____ INPUT DATA

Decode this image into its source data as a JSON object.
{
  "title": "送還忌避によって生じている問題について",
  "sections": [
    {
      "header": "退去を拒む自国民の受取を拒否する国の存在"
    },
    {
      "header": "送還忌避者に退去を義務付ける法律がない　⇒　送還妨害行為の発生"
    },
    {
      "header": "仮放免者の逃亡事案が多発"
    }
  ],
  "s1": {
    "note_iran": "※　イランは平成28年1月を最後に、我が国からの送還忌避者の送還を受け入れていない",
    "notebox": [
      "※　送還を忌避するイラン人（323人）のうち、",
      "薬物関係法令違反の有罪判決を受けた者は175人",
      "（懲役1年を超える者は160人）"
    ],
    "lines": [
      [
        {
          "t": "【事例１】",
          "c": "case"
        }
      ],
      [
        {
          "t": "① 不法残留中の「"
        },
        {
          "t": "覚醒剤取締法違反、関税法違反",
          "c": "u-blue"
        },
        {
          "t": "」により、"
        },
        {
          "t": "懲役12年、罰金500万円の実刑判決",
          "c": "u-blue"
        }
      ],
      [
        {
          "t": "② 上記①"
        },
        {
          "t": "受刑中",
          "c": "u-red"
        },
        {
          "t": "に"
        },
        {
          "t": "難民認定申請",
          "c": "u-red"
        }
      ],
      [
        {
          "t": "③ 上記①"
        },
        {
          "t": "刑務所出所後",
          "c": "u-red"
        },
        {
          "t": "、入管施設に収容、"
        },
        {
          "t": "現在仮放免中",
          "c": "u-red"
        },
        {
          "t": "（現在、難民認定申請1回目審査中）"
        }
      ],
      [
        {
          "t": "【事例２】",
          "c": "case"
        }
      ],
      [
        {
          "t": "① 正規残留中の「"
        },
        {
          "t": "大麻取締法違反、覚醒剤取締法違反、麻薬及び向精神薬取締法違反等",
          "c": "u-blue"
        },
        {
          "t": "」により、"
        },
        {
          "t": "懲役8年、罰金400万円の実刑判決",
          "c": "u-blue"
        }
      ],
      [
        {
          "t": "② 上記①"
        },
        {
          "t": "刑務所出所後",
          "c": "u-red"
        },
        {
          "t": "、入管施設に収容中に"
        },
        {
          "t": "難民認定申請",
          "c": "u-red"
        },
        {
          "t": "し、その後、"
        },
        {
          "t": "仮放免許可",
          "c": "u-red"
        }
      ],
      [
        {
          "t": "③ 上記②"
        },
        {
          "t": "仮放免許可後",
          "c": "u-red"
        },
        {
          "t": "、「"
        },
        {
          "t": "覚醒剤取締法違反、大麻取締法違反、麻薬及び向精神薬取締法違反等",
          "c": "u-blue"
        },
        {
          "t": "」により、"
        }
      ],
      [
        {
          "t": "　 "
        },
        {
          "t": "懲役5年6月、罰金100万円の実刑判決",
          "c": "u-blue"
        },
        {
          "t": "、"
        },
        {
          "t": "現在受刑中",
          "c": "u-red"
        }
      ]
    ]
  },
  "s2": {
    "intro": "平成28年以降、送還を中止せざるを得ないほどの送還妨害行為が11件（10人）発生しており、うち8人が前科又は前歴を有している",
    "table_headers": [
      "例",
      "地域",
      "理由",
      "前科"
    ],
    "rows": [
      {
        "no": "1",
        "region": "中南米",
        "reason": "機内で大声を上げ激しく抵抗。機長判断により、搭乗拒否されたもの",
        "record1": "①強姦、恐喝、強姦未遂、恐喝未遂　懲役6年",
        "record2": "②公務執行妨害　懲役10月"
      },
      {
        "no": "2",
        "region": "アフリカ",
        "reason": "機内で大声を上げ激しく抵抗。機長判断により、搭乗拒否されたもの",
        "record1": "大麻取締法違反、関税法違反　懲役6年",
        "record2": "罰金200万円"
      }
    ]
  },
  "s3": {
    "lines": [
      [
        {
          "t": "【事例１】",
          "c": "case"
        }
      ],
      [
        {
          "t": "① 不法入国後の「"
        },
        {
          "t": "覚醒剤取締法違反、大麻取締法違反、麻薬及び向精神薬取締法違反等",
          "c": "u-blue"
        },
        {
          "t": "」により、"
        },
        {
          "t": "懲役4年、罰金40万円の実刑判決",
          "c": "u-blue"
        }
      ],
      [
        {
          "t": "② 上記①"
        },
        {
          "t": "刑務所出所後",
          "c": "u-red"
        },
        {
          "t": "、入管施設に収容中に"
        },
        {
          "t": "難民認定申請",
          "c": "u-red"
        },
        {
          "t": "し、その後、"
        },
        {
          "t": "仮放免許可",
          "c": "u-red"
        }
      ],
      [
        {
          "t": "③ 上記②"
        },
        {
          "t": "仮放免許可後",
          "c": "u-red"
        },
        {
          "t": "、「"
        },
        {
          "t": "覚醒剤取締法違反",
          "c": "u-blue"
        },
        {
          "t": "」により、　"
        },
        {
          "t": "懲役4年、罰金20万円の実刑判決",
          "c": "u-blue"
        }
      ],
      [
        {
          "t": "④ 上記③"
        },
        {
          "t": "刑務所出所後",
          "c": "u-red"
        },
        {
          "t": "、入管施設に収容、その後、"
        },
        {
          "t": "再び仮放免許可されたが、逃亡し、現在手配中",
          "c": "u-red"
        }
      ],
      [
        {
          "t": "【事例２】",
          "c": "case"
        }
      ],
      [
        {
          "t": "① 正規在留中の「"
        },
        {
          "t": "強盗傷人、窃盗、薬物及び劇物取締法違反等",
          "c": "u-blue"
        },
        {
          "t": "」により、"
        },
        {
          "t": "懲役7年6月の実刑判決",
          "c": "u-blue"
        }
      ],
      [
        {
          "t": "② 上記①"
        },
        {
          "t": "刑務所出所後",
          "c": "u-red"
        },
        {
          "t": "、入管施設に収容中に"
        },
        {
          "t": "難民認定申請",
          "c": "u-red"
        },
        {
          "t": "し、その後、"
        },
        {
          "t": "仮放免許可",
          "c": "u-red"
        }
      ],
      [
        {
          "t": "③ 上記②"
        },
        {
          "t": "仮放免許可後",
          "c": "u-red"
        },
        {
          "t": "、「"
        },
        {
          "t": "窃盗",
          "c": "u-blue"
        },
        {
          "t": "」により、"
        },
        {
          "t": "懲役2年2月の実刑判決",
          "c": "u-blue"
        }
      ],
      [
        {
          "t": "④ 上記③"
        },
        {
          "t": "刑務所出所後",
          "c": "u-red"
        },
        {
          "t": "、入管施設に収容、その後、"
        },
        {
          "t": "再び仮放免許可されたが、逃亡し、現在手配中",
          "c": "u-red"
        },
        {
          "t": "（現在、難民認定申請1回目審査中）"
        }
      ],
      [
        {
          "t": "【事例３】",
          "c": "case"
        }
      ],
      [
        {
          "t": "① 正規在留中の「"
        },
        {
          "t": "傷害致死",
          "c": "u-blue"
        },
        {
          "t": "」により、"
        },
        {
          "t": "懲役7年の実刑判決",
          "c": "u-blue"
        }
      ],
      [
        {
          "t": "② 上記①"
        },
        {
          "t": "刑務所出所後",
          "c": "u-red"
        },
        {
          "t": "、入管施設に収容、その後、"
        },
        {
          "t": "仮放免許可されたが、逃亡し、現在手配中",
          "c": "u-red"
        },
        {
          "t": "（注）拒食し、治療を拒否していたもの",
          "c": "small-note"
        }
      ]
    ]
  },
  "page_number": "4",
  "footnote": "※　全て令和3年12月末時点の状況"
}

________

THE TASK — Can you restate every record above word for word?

RESULT OF THE EXERCISE —
Decode this image into its source data as a JSON object.
{
  "title": "送還忌避によって生じている問題について",
  "sections": [
    {
      "header": "退去を拒む自国民の受取を拒否する国の存在"
    },
    {
      "header": "送還忌避者に退去を義務付ける法律がない　⇒　送還妨害行為の発生"
    },
    {
      "header": "仮放免者の逃亡事案が多発"
    }
  ],
  "s1": {
    "note_iran": "※　イランは平成28年1月を最後に、我が国からの送還忌避者の送還を受け入れていない",
    "notebox": [
      "※　送還を忌避するイラン人（323人）のうち、",
      "薬物関係法令違反の有罪判決を受けた者は175人",
      "（懲役1年を超える者は160人）"
    ],
    "lines": [
      [
        {
          "t": "【事例１】",
          "c": "case"
        }
      ],
      [
        {
          "t": "① 不法残留中の「"
        },
        {
          "t": "覚醒剤取締法違反、関税法違反",
          "c": "u-blue"
        },
        {
          "t": "」により、"
        },
        {
          "t": "懲役12年、罰金500万円の実刑判決",
          "c": "u-blue"
        }
      ],
      [
        {
          "t": "② 上記①"
        },
        {
          "t": "受刑中",
          "c": "u-red"
        },
        {
          "t": "に"
        },
        {
          "t": "難民認定申請",
          "c": "u-red"
        }
      ],
      [
        {
          "t": "③ 上記①"
        },
        {
          "t": "刑務所出所後",
          "c": "u-red"
        },
        {
          "t": "、入管施設に収容、"
        },
        {
          "t": "現在仮放免中",
          "c": "u-red"
        },
        {
          "t": "（現在、難民認定申請1回目審査中）"
        }
      ],
      [
        {
          "t": "【事例２】",
          "c": "case"
        }
      ],
      [
        {
          "t": "① 正規残留中の「"
        },
        {
          "t": "大麻取締法違反、覚醒剤取締法違反、麻薬及び向精神薬取締法違反等",
          "c": "u-blue"
        },
        {
          "t": "」により、"
        },
        {
          "t": "懲役8年、罰金400万円の実刑判決",
          "c": "u-blue"
        }
      ],
      [
        {
          "t": "② 上記①"
        },
        {
          "t": "刑務所出所後",
          "c": "u-red"
        },
        {
          "t": "、入管施設に収容中に"
        },
        {
          "t": "難民認定申請",
          "c": "u-red"
        },
        {
          "t": "し、その後、"
        },
        {
          "t": "仮放免許可",
          "c": "u-red"
        }
      ],
      [
        {
          "t": "③ 上記②"
        },
        {
          "t": "仮放免許可後",
          "c": "u-red"
        },
        {
          "t": "、「"
        },
        {
          "t": "覚醒剤取締法違反、大麻取締法違反、麻薬及び向精神薬取締法違反等",
          "c": "u-blue"
        },
        {
          "t": "」により、"
        }
      ],
      [
        {
          "t": "　 "
        },
        {
          "t": "懲役5年6月、罰金100万円の実刑判決",
          "c": "u-blue"
        },
        {
          "t": "、"
        },
        {
          "t": "現在受刑中",
          "c": "u-red"
        }
      ]
    ]
  },
  "s2": {
    "intro": "平成28年以降、送還を中止せざるを得ないほどの送還妨害行為が11件（10人）発生しており、うち8人が前科又は前歴を有している",
    "table_headers": [
      "例",
      "地域",
      "理由",
      "前科"
    ],
    "rows": [
      {
        "no": "1",
        "region": "中南米",
        "reason": "機内で大声を上げ激しく抵抗。機長判断により、搭乗拒否されたもの",
        "record1": "①強姦、恐喝、強姦未遂、恐喝未遂　懲役6年",
        "record2": "②公務執行妨害　懲役10月"
      },
      {
        "no": "2",
        "region": "アフリカ",
        "reason": "機内で大声を上げ激しく抵抗。機長判断により、搭乗拒否されたもの",
        "record1": "大麻取締法違反、関税法違反　懲役6年",
        "record2": "罰金200万円"
      }
    ]
  },
  "s3": {
    "lines": [
      [
        {
          "t": "【事例１】",
          "c": "case"
        }
      ],
      [
        {
          "t": "① 不法入国後の「"
        },
        {
          "t": "覚醒剤取締法違反、大麻取締法違反、麻薬及び向精神薬取締法違反等",
          "c": "u-blue"
        },
        {
          "t": "」により、"
        },
        {
          "t": "懲役4年、罰金40万円の実刑判決",
          "c": "u-blue"
        }
      ],
      [
        {
          "t": "② 上記①"
        },
        {
          "t": "刑務所出所後",
          "c": "u-red"
        },
        {
          "t": "、入管施設に収容中に"
        },
        {
          "t": "難民認定申請",
          "c": "u-red"
        },
        {
          "t": "し、その後、"
        },
        {
          "t": "仮放免許可",
          "c": "u-red"
        }
      ],
      [
        {
          "t": "③ 上記②"
        },
        {
          "t": "仮放免許可後",
          "c": "u-red"
        },
        {
          "t": "、「"
        },
        {
          "t": "覚醒剤取締法違反",
          "c": "u-blue"
        },
        {
          "t": "」により、　"
        },
        {
          "t": "懲役4年、罰金20万円の実刑判決",
          "c": "u-blue"
        }
      ],
      [
        {
          "t": "④ 上記③"
        },
        {
          "t": "刑務所出所後",
          "c": "u-red"
        },
        {
          "t": "、入管施設に収容、その後、"
        },
        {
          "t": "再び仮放免許可されたが、逃亡し、現在手配中",
          "c": "u-red"
        }
      ],
      [
        {
          "t": "【事例２】",
          "c": "case"
        }
      ],
      [
        {
          "t": "① 正規在留中の「"
        },
        {
          "t": "強盗傷人、窃盗、薬物及び劇物取締法違反等",
          "c": "u-blue"
        },
        {
          "t": "」により、"
        },
        {
          "t": "懲役7年6月の実刑判決",
          "c": "u-blue"
        }
      ],
      [
        {
          "t": "② 上記①"
        },
        {
          "t": "刑務所出所後",
          "c": "u-red"
        },
        {
          "t": "、入管施設に収容中に"
        },
        {
          "t": "難民認定申請",
          "c": "u-red"
        },
        {
          "t": "し、その後、"
        },
        {
          "t": "仮放免許可",
          "c": "u-red"
        }
      ],
      [
        {
          "t": "③ 上記②"
        },
        {
          "t": "仮放免許可後",
          "c": "u-red"
        },
        {
          "t": "、「"
        },
        {
          "t": "窃盗",
          "c": "u-blue"
        },
        {
          "t": "」により、"
        },
        {
          "t": "懲役2年2月の実刑判決",
          "c": "u-blue"
        }
      ],
      [
        {
          "t": "④ 上記③"
        },
        {
          "t": "刑務所出所後",
          "c": "u-red"
        },
        {
          "t": "、入管施設に収容、その後、"
        },
        {
          "t": "再び仮放免許可されたが、逃亡し、現在手配中",
          "c": "u-red"
        },
        {
          "t": "（現在、難民認定申請1回目審査中）"
        }
      ],
      [
        {
          "t": "【事例３】",
          "c": "case"
        }
      ],
      [
        {
          "t": "① 正規在留中の「"
        },
        {
          "t": "傷害致死",
          "c": "u-blue"
        },
        {
          "t": "」により、"
        },
        {
          "t": "懲役7年の実刑判決",
          "c": "u-blue"
        }
      ],
      [
        {
          "t": "② 上記①"
        },
        {
          "t": "刑務所出所後",
          "c": "u-red"
        },
        {
          "t": "、入管施設に収容、その後、"
        },
        {
          "t": "仮放免許可されたが、逃亡し、現在手配中",
          "c": "u-red"
        },
        {
          "t": "（注）拒食し、治療を拒否していたもの",
          "c": "small-note"
        }
      ]
    ]
  },
  "page_number": "4",
  "footnote": "※　全て令和3年12月末時点の状況"
}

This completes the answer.